TASK DETAILS. Give the entries back exactly as they stand, but without pictures.

-- -- --

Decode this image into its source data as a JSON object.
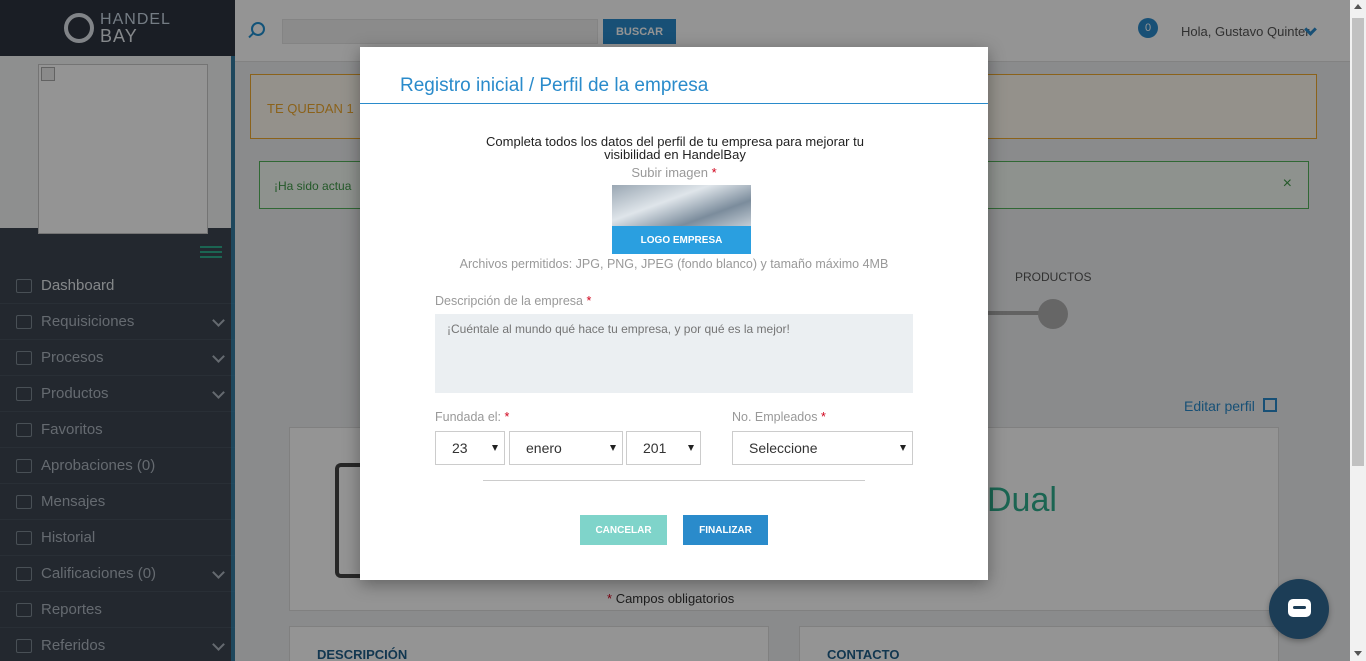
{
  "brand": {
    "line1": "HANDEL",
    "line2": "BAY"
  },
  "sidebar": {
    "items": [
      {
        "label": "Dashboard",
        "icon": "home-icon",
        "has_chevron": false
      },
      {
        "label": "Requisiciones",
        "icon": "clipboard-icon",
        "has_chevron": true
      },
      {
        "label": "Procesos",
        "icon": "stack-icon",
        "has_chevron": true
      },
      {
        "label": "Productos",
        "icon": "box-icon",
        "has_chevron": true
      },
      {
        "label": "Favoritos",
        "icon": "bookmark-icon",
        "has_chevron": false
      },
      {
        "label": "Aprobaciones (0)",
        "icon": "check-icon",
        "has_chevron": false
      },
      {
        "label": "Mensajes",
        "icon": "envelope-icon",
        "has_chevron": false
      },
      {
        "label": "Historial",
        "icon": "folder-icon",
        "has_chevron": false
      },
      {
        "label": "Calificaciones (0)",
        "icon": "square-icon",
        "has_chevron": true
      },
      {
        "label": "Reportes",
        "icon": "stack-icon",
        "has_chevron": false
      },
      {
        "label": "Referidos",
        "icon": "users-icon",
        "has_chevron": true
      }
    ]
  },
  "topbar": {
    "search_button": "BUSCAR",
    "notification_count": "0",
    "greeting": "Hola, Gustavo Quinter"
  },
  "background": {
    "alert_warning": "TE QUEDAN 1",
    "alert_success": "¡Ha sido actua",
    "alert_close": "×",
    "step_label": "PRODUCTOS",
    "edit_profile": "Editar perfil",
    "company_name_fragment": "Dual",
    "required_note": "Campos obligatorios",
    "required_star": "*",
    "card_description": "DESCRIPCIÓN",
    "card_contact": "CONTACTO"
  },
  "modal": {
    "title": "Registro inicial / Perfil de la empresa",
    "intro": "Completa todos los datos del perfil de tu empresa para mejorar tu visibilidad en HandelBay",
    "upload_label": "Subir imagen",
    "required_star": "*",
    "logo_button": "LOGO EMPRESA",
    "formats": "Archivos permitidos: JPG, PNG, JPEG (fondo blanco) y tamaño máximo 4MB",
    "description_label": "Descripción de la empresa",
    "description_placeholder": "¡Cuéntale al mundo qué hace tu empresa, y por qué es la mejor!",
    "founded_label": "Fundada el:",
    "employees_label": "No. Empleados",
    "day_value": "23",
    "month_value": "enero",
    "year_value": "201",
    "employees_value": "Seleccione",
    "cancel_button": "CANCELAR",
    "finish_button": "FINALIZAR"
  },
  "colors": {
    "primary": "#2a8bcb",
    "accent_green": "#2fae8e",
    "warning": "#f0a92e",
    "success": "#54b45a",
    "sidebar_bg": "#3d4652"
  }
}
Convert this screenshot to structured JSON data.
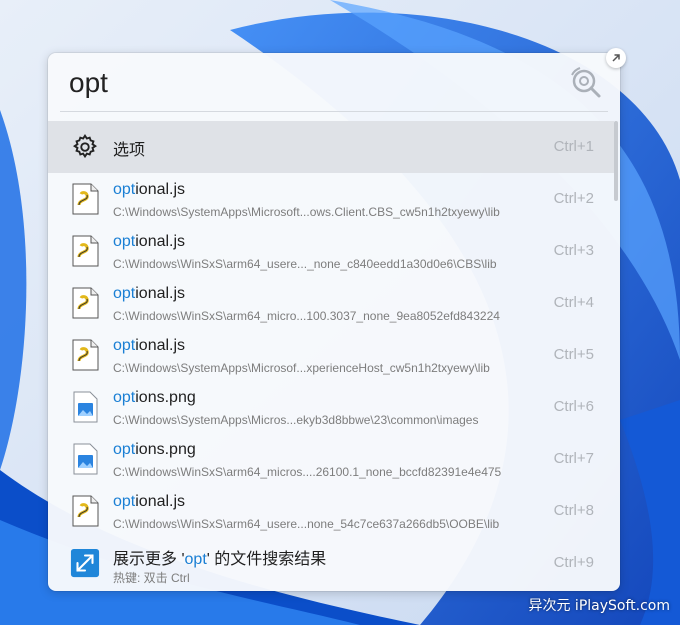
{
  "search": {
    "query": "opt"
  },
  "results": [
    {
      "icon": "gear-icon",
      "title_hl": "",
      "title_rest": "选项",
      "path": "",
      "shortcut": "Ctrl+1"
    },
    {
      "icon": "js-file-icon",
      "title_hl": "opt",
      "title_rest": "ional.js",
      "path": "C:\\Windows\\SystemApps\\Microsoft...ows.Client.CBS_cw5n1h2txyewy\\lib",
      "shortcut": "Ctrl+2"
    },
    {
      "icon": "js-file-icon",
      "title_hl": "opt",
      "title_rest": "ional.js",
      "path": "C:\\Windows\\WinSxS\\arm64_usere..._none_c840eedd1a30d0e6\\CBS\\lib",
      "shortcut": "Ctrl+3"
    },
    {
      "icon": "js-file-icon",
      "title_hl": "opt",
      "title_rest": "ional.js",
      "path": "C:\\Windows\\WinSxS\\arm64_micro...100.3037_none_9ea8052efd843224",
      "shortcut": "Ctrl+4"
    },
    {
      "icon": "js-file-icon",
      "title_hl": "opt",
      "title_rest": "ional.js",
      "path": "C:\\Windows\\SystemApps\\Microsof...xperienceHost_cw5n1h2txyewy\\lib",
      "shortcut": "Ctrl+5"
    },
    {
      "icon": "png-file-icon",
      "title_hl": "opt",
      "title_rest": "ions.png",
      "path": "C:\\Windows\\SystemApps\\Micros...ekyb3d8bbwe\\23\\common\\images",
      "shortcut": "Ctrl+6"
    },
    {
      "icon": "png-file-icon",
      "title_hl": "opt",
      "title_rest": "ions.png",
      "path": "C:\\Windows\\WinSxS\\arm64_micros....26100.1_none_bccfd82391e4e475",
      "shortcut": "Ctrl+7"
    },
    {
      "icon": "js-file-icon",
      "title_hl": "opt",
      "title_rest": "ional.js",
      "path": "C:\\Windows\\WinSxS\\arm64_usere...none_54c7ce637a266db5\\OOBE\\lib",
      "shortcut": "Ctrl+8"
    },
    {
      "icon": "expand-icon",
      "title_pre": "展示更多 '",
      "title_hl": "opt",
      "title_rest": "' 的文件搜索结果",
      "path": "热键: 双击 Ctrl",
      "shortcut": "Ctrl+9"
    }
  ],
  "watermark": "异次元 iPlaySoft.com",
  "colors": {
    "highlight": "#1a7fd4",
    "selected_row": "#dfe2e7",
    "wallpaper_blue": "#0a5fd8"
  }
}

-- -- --

TASK RESPONSE.
Decode this image into its source data as a JSON object.
{
  "brand": {
    "line1": "HANDEL",
    "line2": "BAY"
  },
  "sidebar": {
    "items": [
      {
        "label": "Dashboard",
        "icon": "home-icon",
        "has_chevron": false
      },
      {
        "label": "Requisiciones",
        "icon": "clipboard-icon",
        "has_chevron": true
      },
      {
        "label": "Procesos",
        "icon": "stack-icon",
        "has_chevron": true
      },
      {
        "label": "Productos",
        "icon": "box-icon",
        "has_chevron": true
      },
      {
        "label": "Favoritos",
        "icon": "bookmark-icon",
        "has_chevron": false
      },
      {
        "label": "Aprobaciones (0)",
        "icon": "check-icon",
        "has_chevron": false
      },
      {
        "label": "Mensajes",
        "icon": "envelope-icon",
        "has_chevron": false
      },
      {
        "label": "Historial",
        "icon": "folder-icon",
        "has_chevron": false
      },
      {
        "label": "Calificaciones (0)",
        "icon": "square-icon",
        "has_chevron": true
      },
      {
        "label": "Reportes",
        "icon": "stack-icon",
        "has_chevron": false
      },
      {
        "label": "Referidos",
        "icon": "users-icon",
        "has_chevron": true
      }
    ]
  },
  "topbar": {
    "search_button": "BUSCAR",
    "notification_count": "0",
    "greeting": "Hola, Gustavo Quinter"
  },
  "background": {
    "alert_warning": "TE QUEDAN 1",
    "alert_success": "¡Ha sido actua",
    "alert_close": "×",
    "step_label": "PRODUCTOS",
    "edit_profile": "Editar perfil",
    "company_name_fragment": "Dual",
    "required_note": "Campos obligatorios",
    "required_star": "*",
    "card_description": "DESCRIPCIÓN",
    "card_contact": "CONTACTO"
  },
  "modal": {
    "title": "Registro inicial / Perfil de la empresa",
    "intro": "Completa todos los datos del perfil de tu empresa para mejorar tu visibilidad en HandelBay",
    "upload_label": "Subir imagen",
    "required_star": "*",
    "logo_button": "LOGO EMPRESA",
    "formats": "Archivos permitidos: JPG, PNG, JPEG (fondo blanco) y tamaño máximo 4MB",
    "description_label": "Descripción de la empresa",
    "description_placeholder": "¡Cuéntale al mundo qué hace tu empresa, y por qué es la mejor!",
    "founded_label": "Fundada el:",
    "employees_label": "No. Empleados",
    "day_value": "23",
    "month_value": "enero",
    "year_value": "201",
    "employees_value": "Seleccione",
    "cancel_button": "CANCELAR",
    "finish_button": "FINALIZAR"
  },
  "colors": {
    "primary": "#2a8bcb",
    "accent_green": "#2fae8e",
    "warning": "#f0a92e",
    "success": "#54b45a",
    "sidebar_bg": "#3d4652"
  }
}
Convert this screenshot to structured JSON data.
{
  "search": {
    "query": "opt"
  },
  "results": [
    {
      "icon": "gear-icon",
      "title_hl": "",
      "title_rest": "选项",
      "path": "",
      "shortcut": "Ctrl+1"
    },
    {
      "icon": "js-file-icon",
      "title_hl": "opt",
      "title_rest": "ional.js",
      "path": "C:\\Windows\\SystemApps\\Microsoft...ows.Client.CBS_cw5n1h2txyewy\\lib",
      "shortcut": "Ctrl+2"
    },
    {
      "icon": "js-file-icon",
      "title_hl": "opt",
      "title_rest": "ional.js",
      "path": "C:\\Windows\\WinSxS\\arm64_usere..._none_c840eedd1a30d0e6\\CBS\\lib",
      "shortcut": "Ctrl+3"
    },
    {
      "icon": "js-file-icon",
      "title_hl": "opt",
      "title_rest": "ional.js",
      "path": "C:\\Windows\\WinSxS\\arm64_micro...100.3037_none_9ea8052efd843224",
      "shortcut": "Ctrl+4"
    },
    {
      "icon": "js-file-icon",
      "title_hl": "opt",
      "title_rest": "ional.js",
      "path": "C:\\Windows\\SystemApps\\Microsof...xperienceHost_cw5n1h2txyewy\\lib",
      "shortcut": "Ctrl+5"
    },
    {
      "icon": "png-file-icon",
      "title_hl": "opt",
      "title_rest": "ions.png",
      "path": "C:\\Windows\\SystemApps\\Micros...ekyb3d8bbwe\\23\\common\\images",
      "shortcut": "Ctrl+6"
    },
    {
      "icon": "png-file-icon",
      "title_hl": "opt",
      "title_rest": "ions.png",
      "path": "C:\\Windows\\WinSxS\\arm64_micros....26100.1_none_bccfd82391e4e475",
      "shortcut": "Ctrl+7"
    },
    {
      "icon": "js-file-icon",
      "title_hl": "opt",
      "title_rest": "ional.js",
      "path": "C:\\Windows\\WinSxS\\arm64_usere...none_54c7ce637a266db5\\OOBE\\lib",
      "shortcut": "Ctrl+8"
    },
    {
      "icon": "expand-icon",
      "title_pre": "展示更多 '",
      "title_hl": "opt",
      "title_rest": "' 的文件搜索结果",
      "path": "热键: 双击 Ctrl",
      "shortcut": "Ctrl+9"
    }
  ],
  "watermark": "异次元 iPlaySoft.com",
  "colors": {
    "highlight": "#1a7fd4",
    "selected_row": "#dfe2e7",
    "wallpaper_blue": "#0a5fd8"
  }
}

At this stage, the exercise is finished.